What is expected :: What you return must match the entries word for word, minus the pictures.

•••••

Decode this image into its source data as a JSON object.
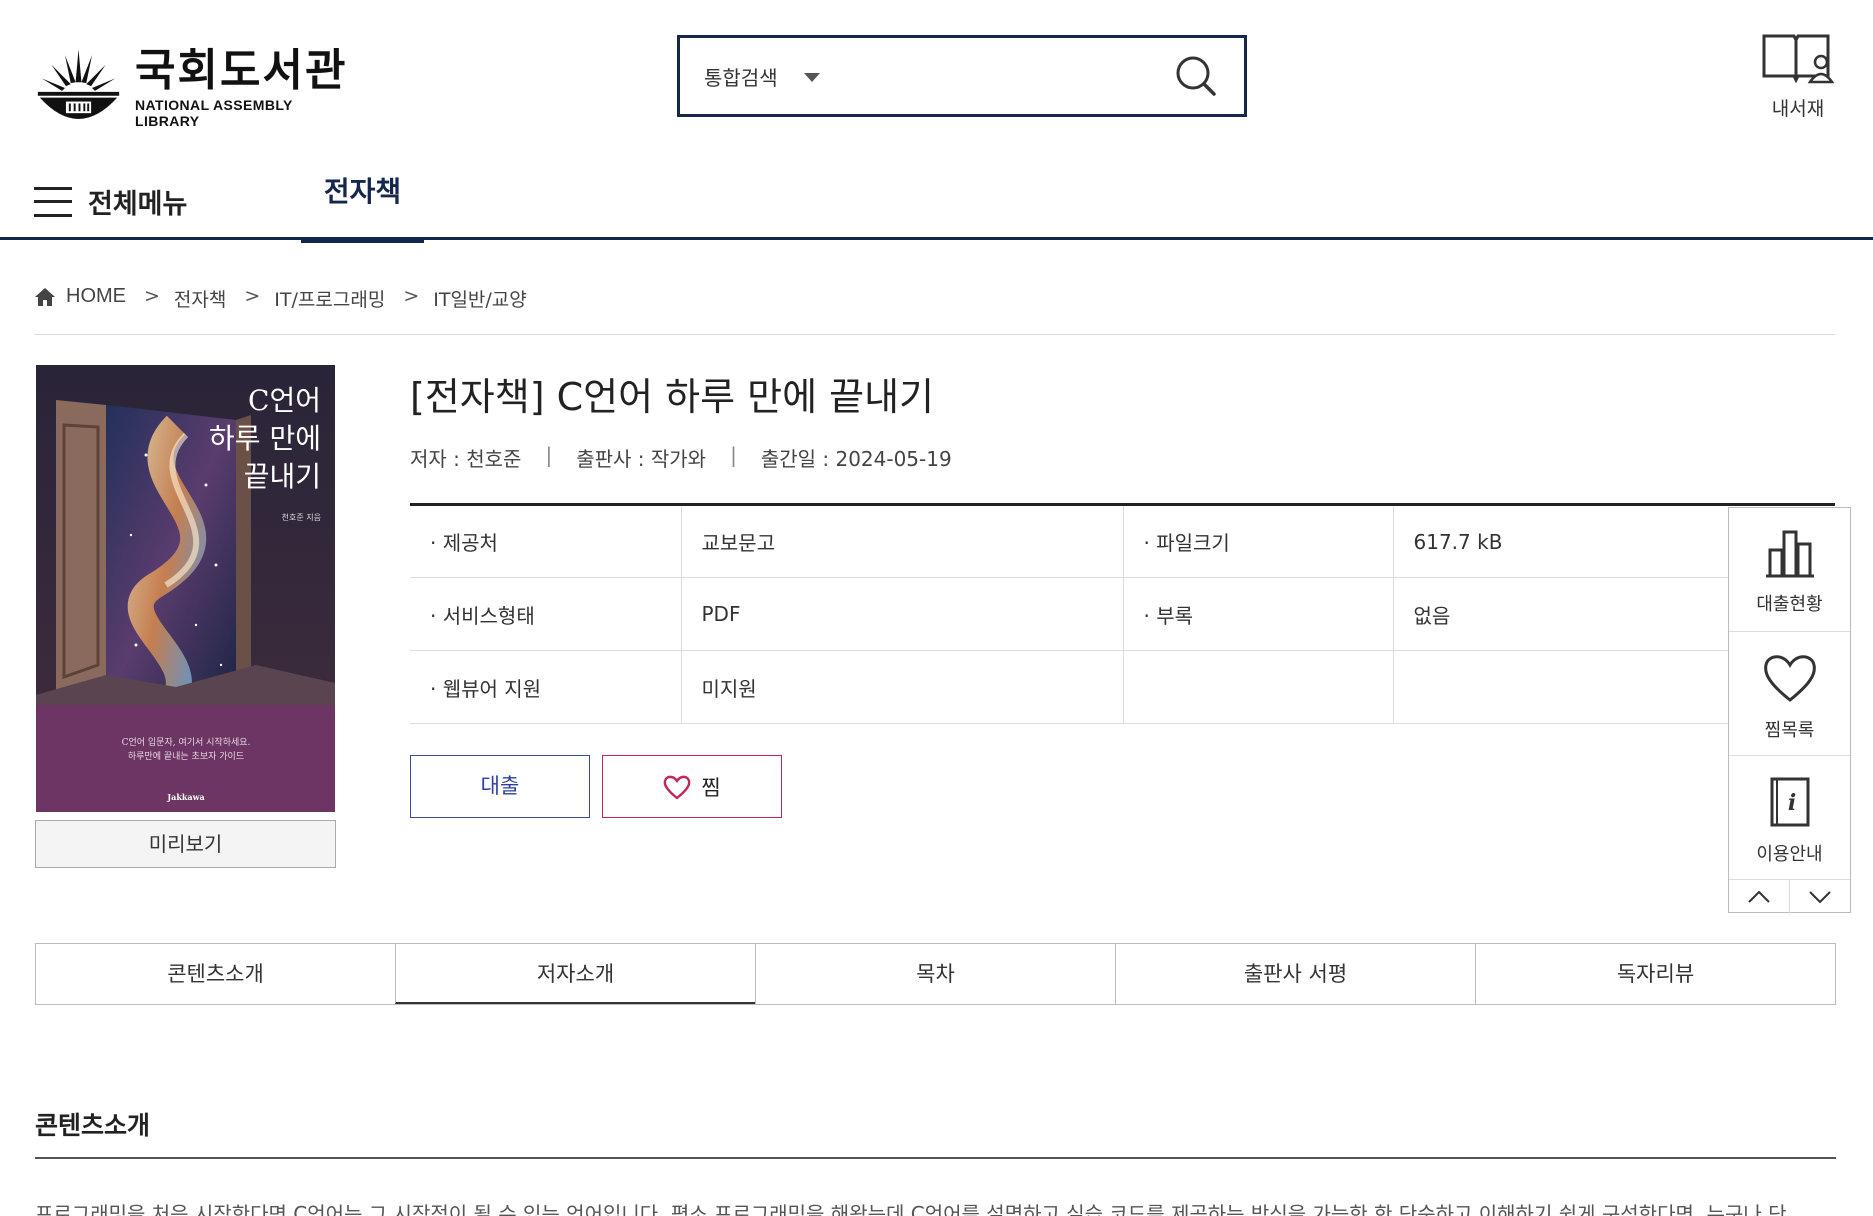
{
  "header": {
    "logo_ko": "국회도서관",
    "logo_en": "NATIONAL ASSEMBLY LIBRARY",
    "search": {
      "scope": "통합검색",
      "value": "",
      "placeholder": ""
    },
    "bookshelf_label": "내서재"
  },
  "gnb": {
    "all_menu": "전체메뉴",
    "active_tab": "전자책"
  },
  "breadcrumb": {
    "home": "HOME",
    "items": [
      "전자책",
      "IT/프로그래밍",
      "IT일반/교양"
    ],
    "separator": ">"
  },
  "cover": {
    "title_line1": "C언어",
    "title_line2": "하루 만에",
    "title_line3": "끝내기",
    "author": "천호준 지음",
    "blurb1": "C언어 입문자, 여기서 시작하세요.",
    "blurb2": "하루만에 끝내는 초보자 가이드",
    "publisher": "Jakkawa",
    "preview_button": "미리보기"
  },
  "book": {
    "title": "[전자책] C언어 하루 만에 끝내기",
    "author": "저자 : 천호준",
    "publisher": "출판사 : 작가와",
    "pub_date": "출간일 : 2024-05-19",
    "meta_sep": "|"
  },
  "info": [
    {
      "k1": "· 제공처",
      "v1": "교보문고",
      "k2": "· 파일크기",
      "v2": "617.7 kB"
    },
    {
      "k1": "· 서비스형태",
      "v1": "PDF",
      "k2": "· 부록",
      "v2": "없음"
    },
    {
      "k1": "· 웹뷰어 지원",
      "v1": "미지원",
      "k2": "",
      "v2": ""
    }
  ],
  "actions": {
    "loan": "대출",
    "wish": "찜"
  },
  "quick_menu": [
    "대출현황",
    "찜목록",
    "이용안내"
  ],
  "tabs": [
    "콘텐츠소개",
    "저자소개",
    "목차",
    "출판사 서평",
    "독자리뷰"
  ],
  "active_tab_index": 1,
  "section": {
    "title": "콘텐츠소개",
    "text": "프로그래밍을 처음 시작한다면 C언어는 그 시작점이 될 수 있는 언어입니다. 평소 프로그래밍을 해왔는데 C언어를 설명하고 실습 코드를 제공하는 방식을 가능한 한 단순하고 이해하기 쉽게 구성한다면, 누구나 단"
  },
  "colors": {
    "navy": "#15274d",
    "loan_blue": "#2e3f9e",
    "wish_pink": "#c4245c",
    "cover_purple": "#6c3563"
  }
}
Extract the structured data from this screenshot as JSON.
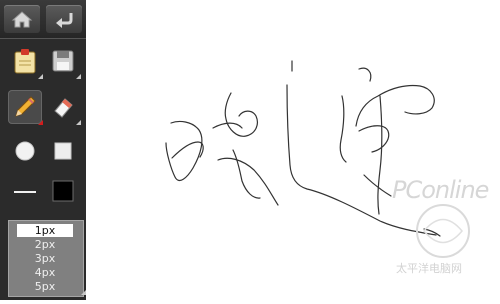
{
  "toolbar": {
    "top_buttons": [
      {
        "name": "home-icon"
      },
      {
        "name": "undo-icon"
      }
    ],
    "tools": [
      {
        "name": "clipboard-icon"
      },
      {
        "name": "save-disk-icon"
      },
      {
        "name": "pencil-icon",
        "active": true
      },
      {
        "name": "eraser-icon"
      },
      {
        "name": "round-brush-icon"
      },
      {
        "name": "square-brush-icon"
      },
      {
        "name": "line-style-icon"
      },
      {
        "name": "color-swatch-icon",
        "color": "#000000"
      }
    ],
    "sizes": [
      "1px",
      "2px",
      "3px",
      "4px",
      "5px"
    ],
    "selected_size": "1px"
  },
  "watermark": {
    "brand": "PConline",
    "sub": "太平洋电脑网"
  }
}
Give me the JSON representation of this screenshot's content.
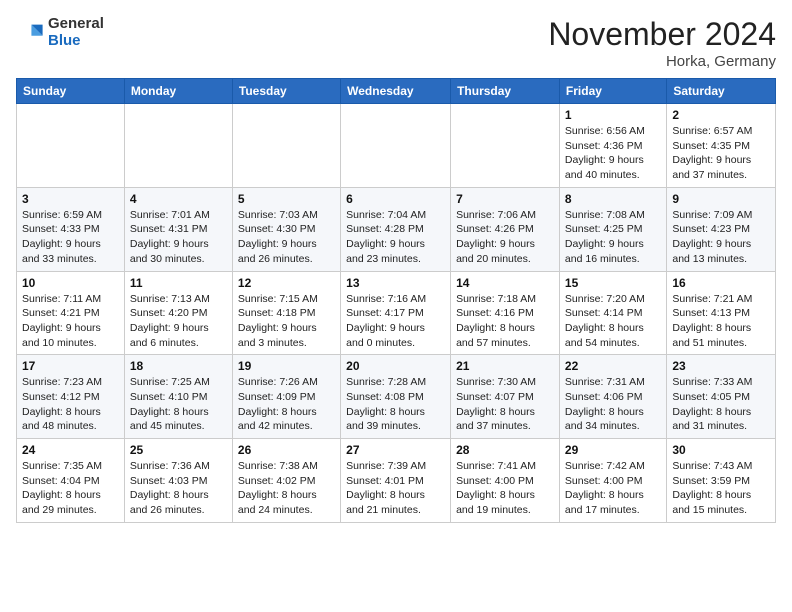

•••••

Response box ::
Decode this image into its source data as a JSON object.
{
  "header": {
    "logo_ko": "국회도서관",
    "logo_en": "NATIONAL ASSEMBLY LIBRARY",
    "search": {
      "scope": "통합검색",
      "value": "",
      "placeholder": ""
    },
    "bookshelf_label": "내서재"
  },
  "gnb": {
    "all_menu": "전체메뉴",
    "active_tab": "전자책"
  },
  "breadcrumb": {
    "home": "HOME",
    "items": [
      "전자책",
      "IT/프로그래밍",
      "IT일반/교양"
    ],
    "separator": ">"
  },
  "cover": {
    "title_line1": "C언어",
    "title_line2": "하루 만에",
    "title_line3": "끝내기",
    "author": "천호준 지음",
    "blurb1": "C언어 입문자, 여기서 시작하세요.",
    "blurb2": "하루만에 끝내는 초보자 가이드",
    "publisher": "Jakkawa",
    "preview_button": "미리보기"
  },
  "book": {
    "title": "[전자책] C언어 하루 만에 끝내기",
    "author": "저자 : 천호준",
    "publisher": "출판사 : 작가와",
    "pub_date": "출간일 : 2024-05-19",
    "meta_sep": "|"
  },
  "info": [
    {
      "k1": "· 제공처",
      "v1": "교보문고",
      "k2": "· 파일크기",
      "v2": "617.7 kB"
    },
    {
      "k1": "· 서비스형태",
      "v1": "PDF",
      "k2": "· 부록",
      "v2": "없음"
    },
    {
      "k1": "· 웹뷰어 지원",
      "v1": "미지원",
      "k2": "",
      "v2": ""
    }
  ],
  "actions": {
    "loan": "대출",
    "wish": "찜"
  },
  "quick_menu": [
    "대출현황",
    "찜목록",
    "이용안내"
  ],
  "tabs": [
    "콘텐츠소개",
    "저자소개",
    "목차",
    "출판사 서평",
    "독자리뷰"
  ],
  "active_tab_index": 1,
  "section": {
    "title": "콘텐츠소개",
    "text": "프로그래밍을 처음 시작한다면 C언어는 그 시작점이 될 수 있는 언어입니다. 평소 프로그래밍을 해왔는데 C언어를 설명하고 실습 코드를 제공하는 방식을 가능한 한 단순하고 이해하기 쉽게 구성한다면, 누구나 단"
  },
  "colors": {
    "navy": "#15274d",
    "loan_blue": "#2e3f9e",
    "wish_pink": "#c4245c",
    "cover_purple": "#6c3563"
  }
}
Extract the structured data from this screenshot as JSON.
{
  "toolbar": {
    "top_buttons": [
      {
        "name": "home-icon"
      },
      {
        "name": "undo-icon"
      }
    ],
    "tools": [
      {
        "name": "clipboard-icon"
      },
      {
        "name": "save-disk-icon"
      },
      {
        "name": "pencil-icon",
        "active": true
      },
      {
        "name": "eraser-icon"
      },
      {
        "name": "round-brush-icon"
      },
      {
        "name": "square-brush-icon"
      },
      {
        "name": "line-style-icon"
      },
      {
        "name": "color-swatch-icon",
        "color": "#000000"
      }
    ],
    "sizes": [
      "1px",
      "2px",
      "3px",
      "4px",
      "5px"
    ],
    "selected_size": "1px"
  },
  "watermark": {
    "brand": "PConline",
    "sub": "太平洋电脑网"
  }
}
Give me the JSON representation of this screenshot's content.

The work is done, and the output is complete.